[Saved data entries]
····················

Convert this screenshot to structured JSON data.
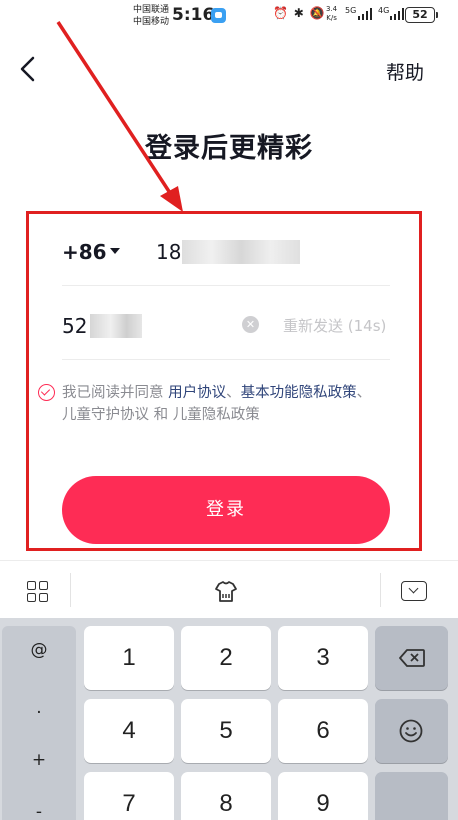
{
  "status_bar": {
    "carrier_1": "中国联通",
    "carrier_2": "中国移动",
    "time": "5:16",
    "net_speed_value": "3.4",
    "net_speed_unit": "K/s",
    "sim1_type": "5G",
    "sim2_type": "4G",
    "battery": "52",
    "icons": [
      "app-notification-icon",
      "alarm-icon",
      "bluetooth-icon",
      "mute-icon",
      "signal-icon",
      "battery-icon"
    ]
  },
  "header": {
    "back_icon": "chevron-left-icon",
    "help_label": "帮助",
    "title": "登录后更精彩"
  },
  "form": {
    "country_code": "+86",
    "phone_value": "18",
    "code_value": "52",
    "resend_label": "重新发送 (14s)",
    "agreement": {
      "prefix": "我已阅读并同意 ",
      "user_agreement": "用户协议",
      "sep1": "、",
      "basic_privacy": "基本功能隐私政策",
      "sep2": "、",
      "child_protection": "儿童守护协议",
      "and": " 和 ",
      "child_privacy": "儿童隐私政策",
      "checked": true
    },
    "login_label": "登录"
  },
  "keyboard": {
    "symbols": [
      "@",
      ".",
      "+",
      "-"
    ],
    "keys": [
      "1",
      "2",
      "3",
      "4",
      "5",
      "6",
      "7",
      "8",
      "9"
    ],
    "toolbar_icons": [
      "grid-menu-icon",
      "keyboard-skin-icon",
      "hide-keyboard-icon"
    ],
    "function_icons": [
      "backspace-icon",
      "emoji-icon"
    ]
  },
  "colors": {
    "accent": "#fe2c55",
    "link": "#30457a",
    "annotation": "#e02020"
  }
}
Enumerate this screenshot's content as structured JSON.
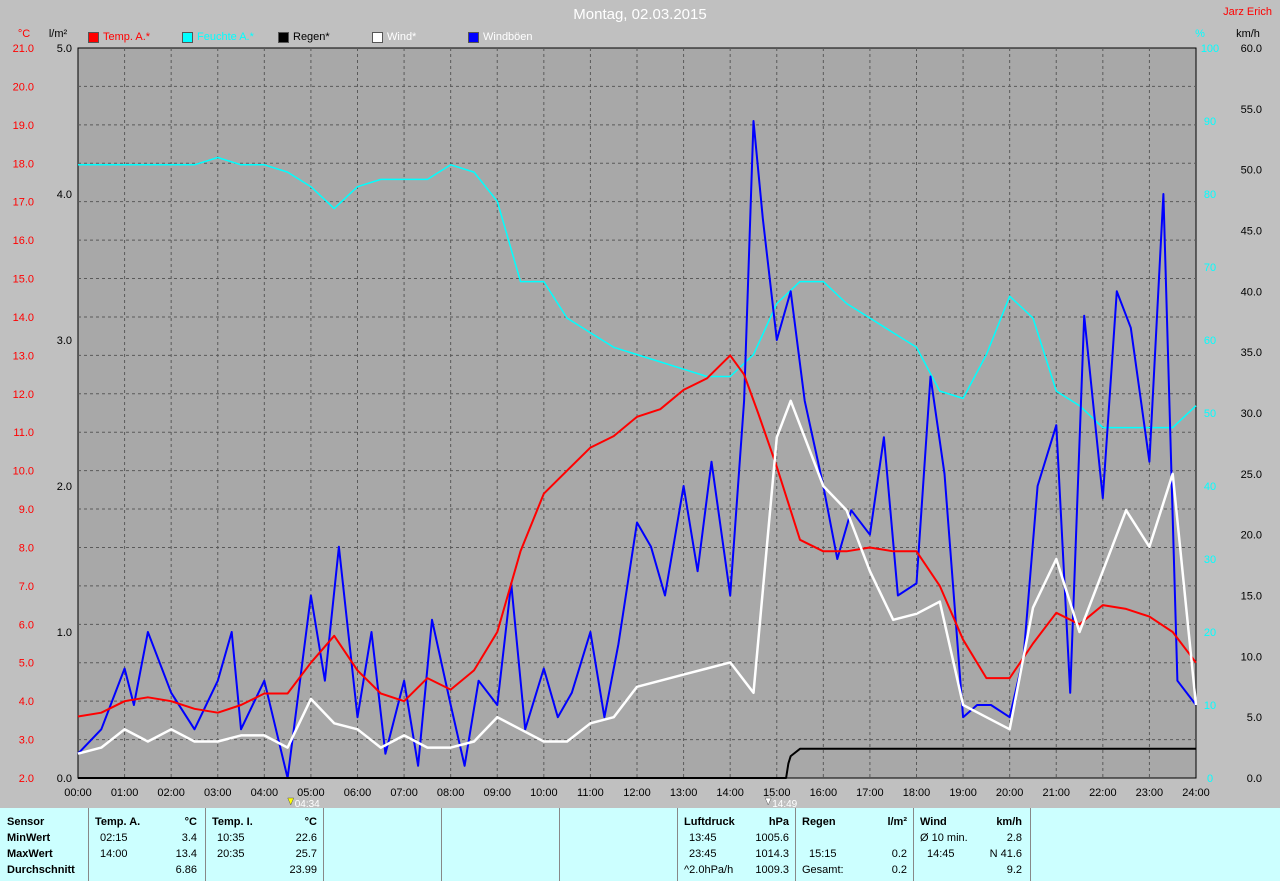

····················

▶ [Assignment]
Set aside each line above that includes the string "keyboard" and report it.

▶ [Completed exercise]
  "keyboard": {
      "keyboard-skin-icon",
      "hide-keyboard-icon"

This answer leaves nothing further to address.